As if any one needed a reminder of the no love lost between the Trump administration and the Atlanta-based news organization, one needed look no further than the spat between CNN’s Jim Acosta and President Trump during a press conference last week. Mr. Trump had no problem suspending Mr. Acosta’s access to the White House.

Congressional Democrats have attacked the merger from the net neutrality angle. Democrats such as Senator Ed Markey have come out against the merger in part due to antitrust and consumer protection reasons. According to Senator Markey, telecommunications policy should ensure that, ” … those with the best ideas, not simply the best access, can share their content with the world.”

But given that net neutrality was not at the top of voters’ holiday shopping list last week, I don’t expect Democrats to approach the Trump administration with anything that looks like a temporary truce. According to analysisanalysis by Gizmodo, a sweep of 1,180 campaign websites saw very few office seekers trumpeting the call for a free and open internet. Real household issues, such as healthcare and the economy, were on the top of family priorities.

I’ve read analysis where it is expected that outgoing Republicans licking their wounds from their 2018 defeat will vote to approve the resolution that passed last May in the U.S. Senate to repeal the Federal Communications Commission’s Restoring Internet Freedom order. This order, passed in 2017 by the Commission, repealed a 2015 Commission order that implemented net neutrality rules. The argument is that outgoing GOP congressmen who probably leaned toward the open internet philosophy would want to appease their former constituents by supporting net neutrality rules. I don’t see that happening.

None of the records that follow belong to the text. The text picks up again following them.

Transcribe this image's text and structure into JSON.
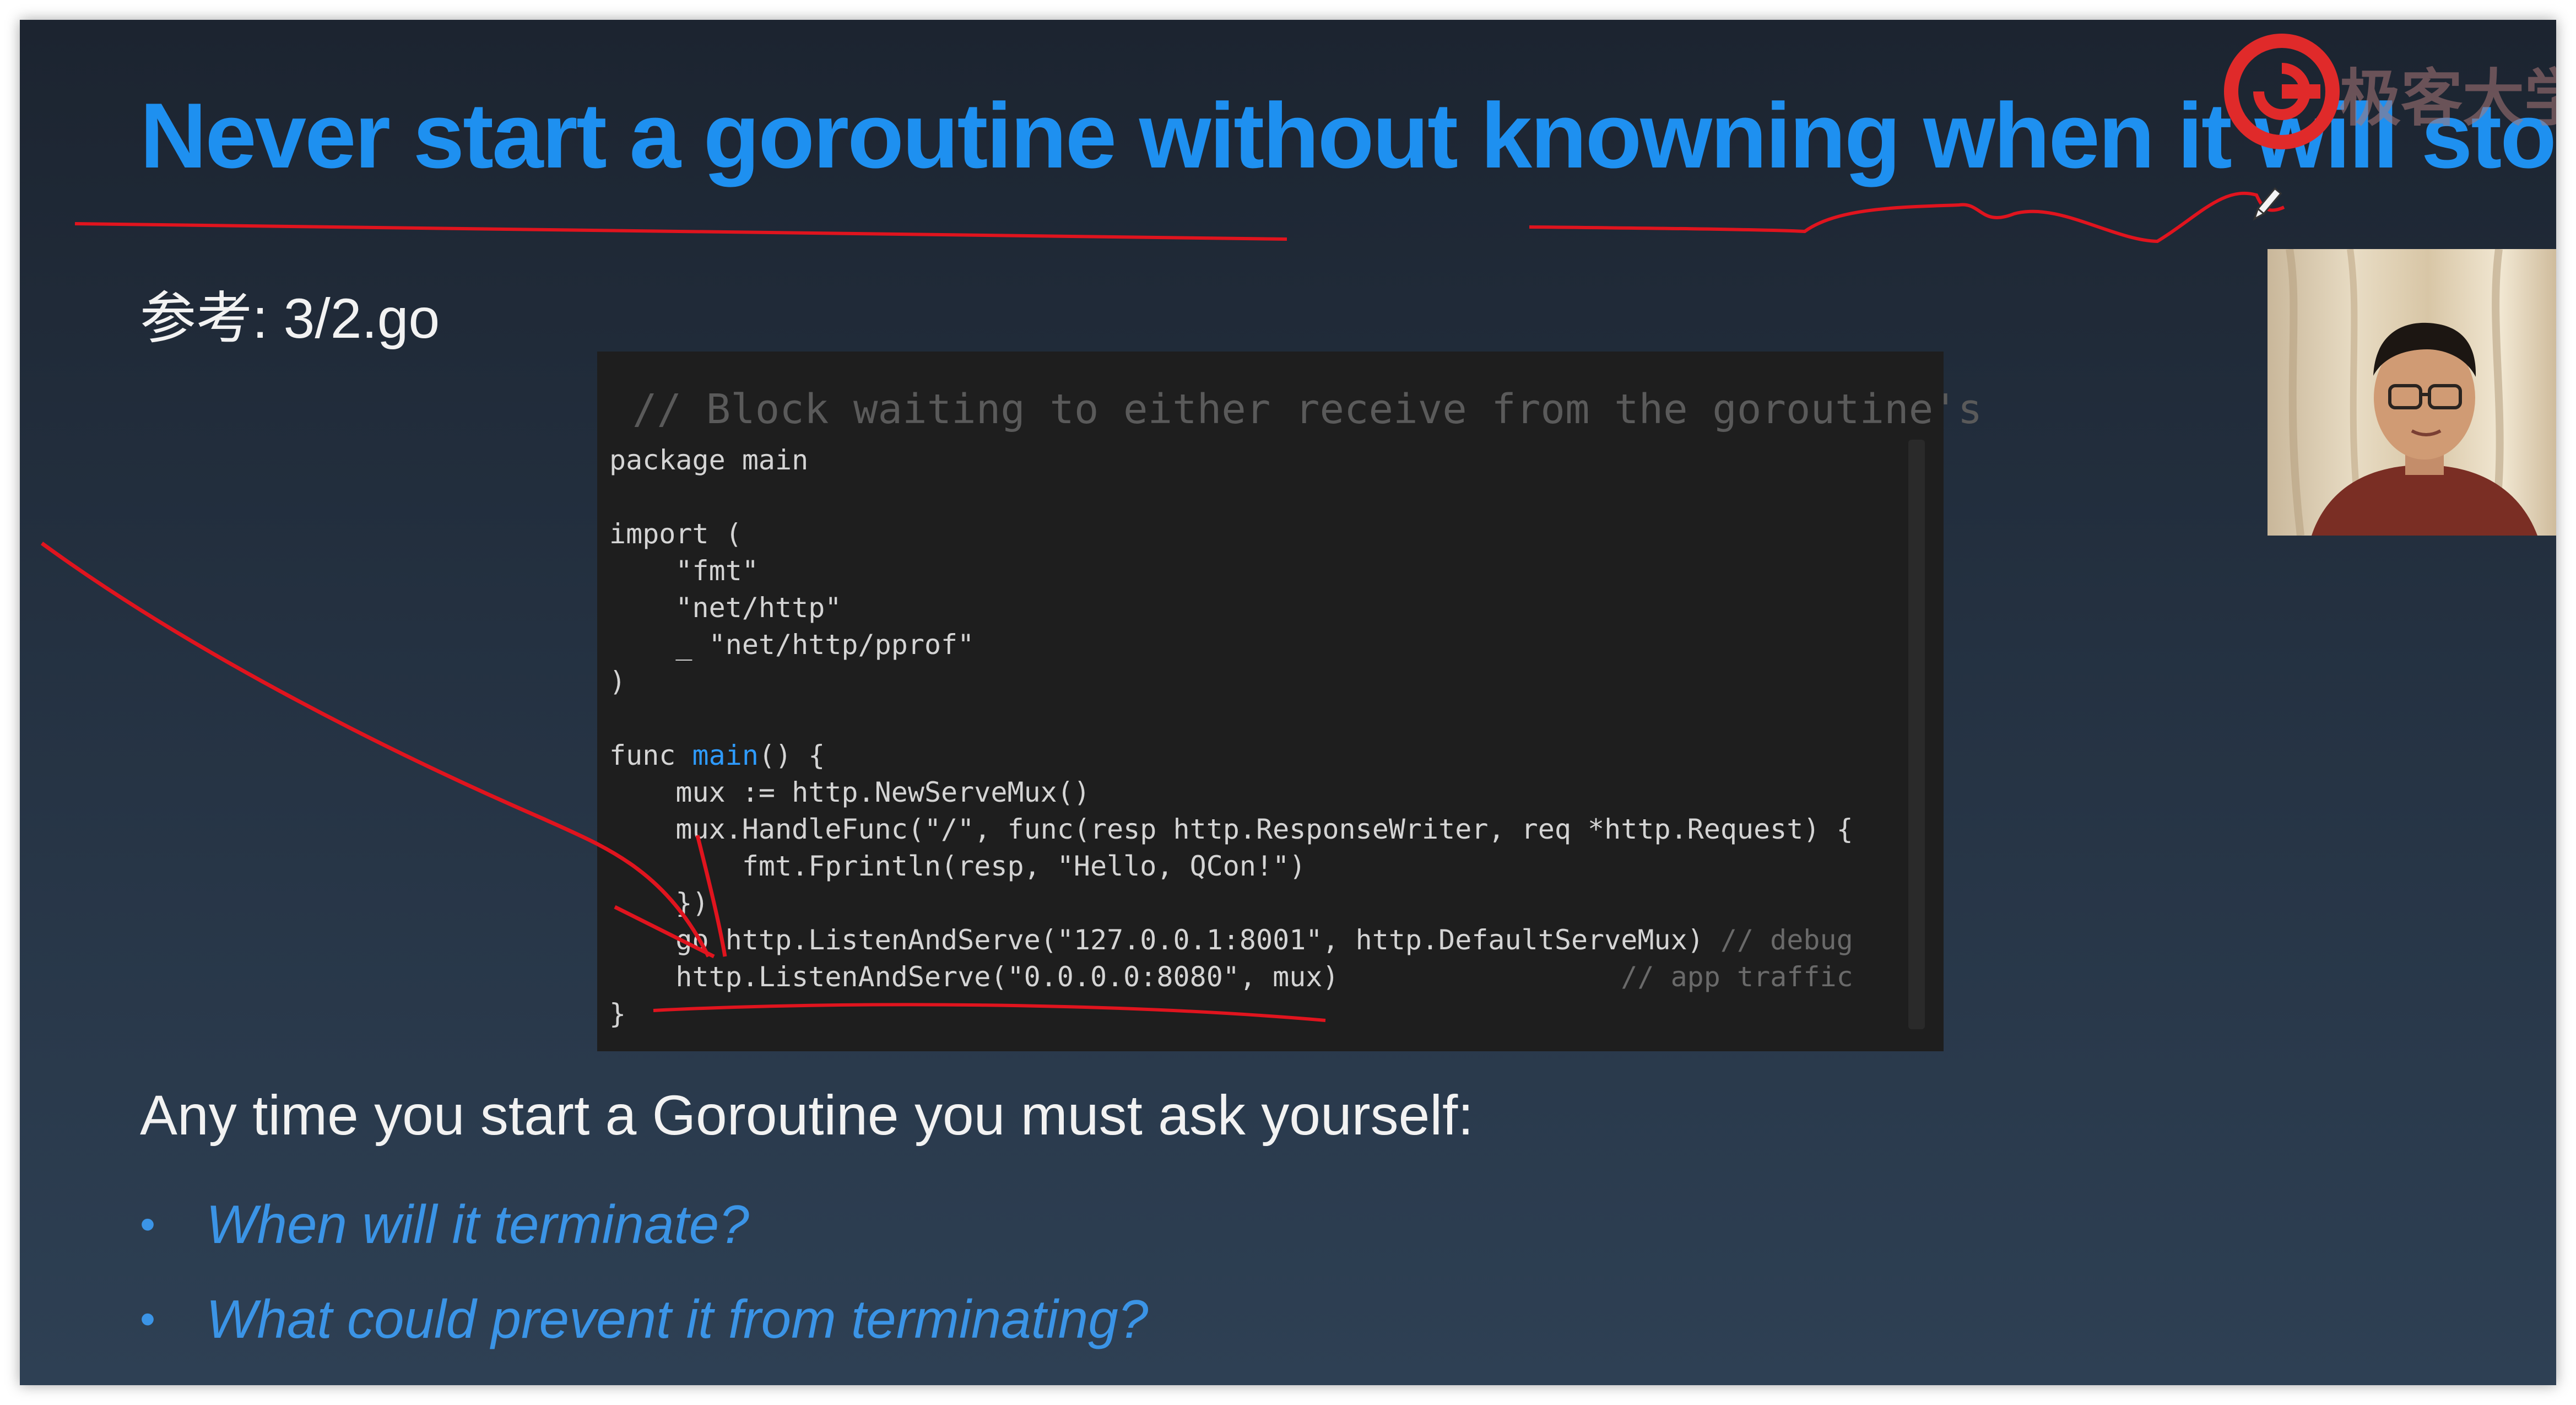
{
  "slide": {
    "title": "Never start a goroutine without knowning when it will stop",
    "reference": "参考: 3/2.go",
    "logo_text": "极客大学",
    "code": {
      "header_comment": "// Block waiting to either receive from the goroutine's",
      "lines": [
        [
          {
            "t": "package main"
          }
        ],
        [
          {
            "t": ""
          }
        ],
        [
          {
            "t": "import ("
          }
        ],
        [
          {
            "t": "    \"fmt\""
          }
        ],
        [
          {
            "t": "    \"net/http\""
          }
        ],
        [
          {
            "t": "    _ \"net/http/pprof\""
          }
        ],
        [
          {
            "t": ")"
          }
        ],
        [
          {
            "t": ""
          }
        ],
        [
          {
            "t": "func "
          },
          {
            "t": "main",
            "c": "kw"
          },
          {
            "t": "() {"
          }
        ],
        [
          {
            "t": "    mux := http.NewServeMux()"
          }
        ],
        [
          {
            "t": "    mux.HandleFunc(\"/\", func(resp http.ResponseWriter, req *http.Request) {"
          }
        ],
        [
          {
            "t": "        fmt.Fprintln(resp, \"Hello, QCon!\")"
          }
        ],
        [
          {
            "t": "    })"
          }
        ],
        [
          {
            "t": "    go http.ListenAndServe(\"127.0.0.1:8001\", http.DefaultServeMux) "
          },
          {
            "t": "// debug",
            "c": "cm"
          }
        ],
        [
          {
            "t": "    http.ListenAndServe(\"0.0.0.0:8080\", mux)                 "
          },
          {
            "t": "// app traffic",
            "c": "cm"
          }
        ],
        [
          {
            "t": "}"
          }
        ]
      ]
    },
    "lead": "Any time you start a Goroutine you must ask yourself:",
    "bullet_symbol": "•",
    "bullets": [
      "When will it terminate?",
      "What could prevent it from terminating?"
    ],
    "colors": {
      "title": "#1e90f0",
      "bullet": "#3b94e6",
      "annotation": "#e0141e",
      "keyword": "#2e9bff"
    },
    "icons": [
      "geekbang-logo-icon",
      "pen-cursor-icon",
      "webcam-presenter"
    ]
  }
}
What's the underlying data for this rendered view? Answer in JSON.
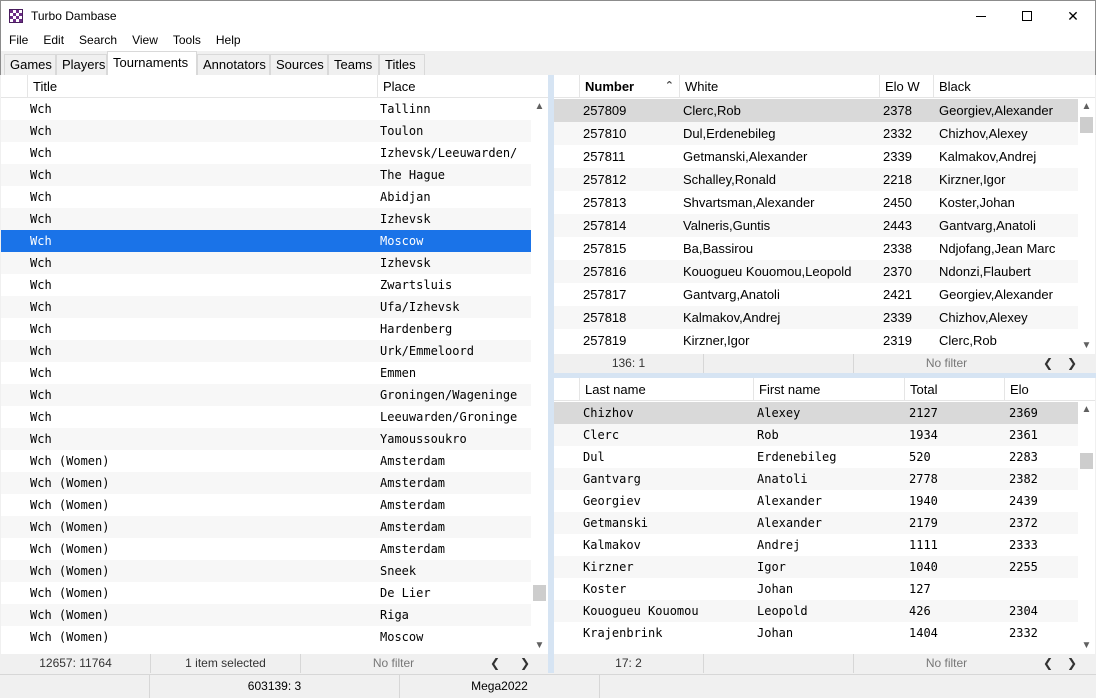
{
  "window": {
    "title": "Turbo Dambase"
  },
  "menu": [
    "File",
    "Edit",
    "Search",
    "View",
    "Tools",
    "Help"
  ],
  "tabs": [
    {
      "label": "Games",
      "active": false
    },
    {
      "label": "Players",
      "active": false
    },
    {
      "label": "Tournaments",
      "active": true
    },
    {
      "label": "Annotators",
      "active": false
    },
    {
      "label": "Sources",
      "active": false
    },
    {
      "label": "Teams",
      "active": false
    },
    {
      "label": "Titles",
      "active": false
    }
  ],
  "tournaments": {
    "columns": [
      "Title",
      "Place"
    ],
    "rows": [
      [
        "Wch",
        "Tallinn"
      ],
      [
        "Wch",
        "Toulon"
      ],
      [
        "Wch",
        "Izhevsk/Leeuwarden/"
      ],
      [
        "Wch",
        "The Hague"
      ],
      [
        "Wch",
        "Abidjan"
      ],
      [
        "Wch",
        "Izhevsk"
      ],
      [
        "Wch",
        "Moscow"
      ],
      [
        "Wch",
        "Izhevsk"
      ],
      [
        "Wch",
        "Zwartsluis"
      ],
      [
        "Wch",
        "Ufa/Izhevsk"
      ],
      [
        "Wch",
        "Hardenberg"
      ],
      [
        "Wch",
        "Urk/Emmeloord"
      ],
      [
        "Wch",
        "Emmen"
      ],
      [
        "Wch",
        "Groningen/Wageninge"
      ],
      [
        "Wch",
        "Leeuwarden/Groninge"
      ],
      [
        "Wch",
        "Yamoussoukro"
      ],
      [
        "Wch (Women)",
        "Amsterdam"
      ],
      [
        "Wch (Women)",
        "Amsterdam"
      ],
      [
        "Wch (Women)",
        "Amsterdam"
      ],
      [
        "Wch (Women)",
        "Amsterdam"
      ],
      [
        "Wch (Women)",
        "Amsterdam"
      ],
      [
        "Wch (Women)",
        "Sneek"
      ],
      [
        "Wch (Women)",
        "De Lier"
      ],
      [
        "Wch (Women)",
        "Riga"
      ],
      [
        "Wch (Women)",
        "Moscow"
      ]
    ],
    "selected_index": 6,
    "status": {
      "count": "12657: 11764",
      "selection": "1 item selected",
      "filter": "No filter"
    }
  },
  "games": {
    "columns": [
      "Number",
      "White",
      "Elo W",
      "Black"
    ],
    "rows": [
      [
        "257809",
        "Clerc,Rob",
        "2378",
        "Georgiev,Alexander"
      ],
      [
        "257810",
        "Dul,Erdenebileg",
        "2332",
        "Chizhov,Alexey"
      ],
      [
        "257811",
        "Getmanski,Alexander",
        "2339",
        "Kalmakov,Andrej"
      ],
      [
        "257812",
        "Schalley,Ronald",
        "2218",
        "Kirzner,Igor"
      ],
      [
        "257813",
        "Shvartsman,Alexander",
        "2450",
        "Koster,Johan"
      ],
      [
        "257814",
        "Valneris,Guntis",
        "2443",
        "Gantvarg,Anatoli"
      ],
      [
        "257815",
        "Ba,Bassirou",
        "2338",
        "Ndjofang,Jean Marc"
      ],
      [
        "257816",
        "Kouogueu Kouomou,Leopold",
        "2370",
        "Ndonzi,Flaubert"
      ],
      [
        "257817",
        "Gantvarg,Anatoli",
        "2421",
        "Georgiev,Alexander"
      ],
      [
        "257818",
        "Kalmakov,Andrej",
        "2339",
        "Chizhov,Alexey"
      ],
      [
        "257819",
        "Kirzner,Igor",
        "2319",
        "Clerc,Rob"
      ]
    ],
    "status": {
      "count": "136: 1",
      "filter": "No filter"
    }
  },
  "players": {
    "columns": [
      "Last name",
      "First name",
      "Total",
      "Elo"
    ],
    "rows": [
      [
        "Chizhov",
        "Alexey",
        "2127",
        "2369"
      ],
      [
        "Clerc",
        "Rob",
        "1934",
        "2361"
      ],
      [
        "Dul",
        "Erdenebileg",
        "520",
        "2283"
      ],
      [
        "Gantvarg",
        "Anatoli",
        "2778",
        "2382"
      ],
      [
        "Georgiev",
        "Alexander",
        "1940",
        "2439"
      ],
      [
        "Getmanski",
        "Alexander",
        "2179",
        "2372"
      ],
      [
        "Kalmakov",
        "Andrej",
        "1111",
        "2333"
      ],
      [
        "Kirzner",
        "Igor",
        "1040",
        "2255"
      ],
      [
        "Koster",
        "Johan",
        "127",
        ""
      ],
      [
        "Kouogueu Kouomou",
        "Leopold",
        "426",
        "2304"
      ],
      [
        "Krajenbrink",
        "Johan",
        "1404",
        "2332"
      ]
    ],
    "status": {
      "count": "17: 2",
      "filter": "No filter"
    }
  },
  "bottom_status": {
    "games": "603139: 3",
    "database": "Mega2022"
  }
}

I expect that outgoing Republicans will pay attention to whatever housekeeping matters are on the agenda, including tomorrow’s testimony by Federal Reserve chairman Jerome Powell before the House financial services committee. Besides, why would a GOP former congressman want to relieve themselves of their conservative bona fides so early after an election. You just don’t relieve yourself so quickly of political capital that you will need for any future political endeavors.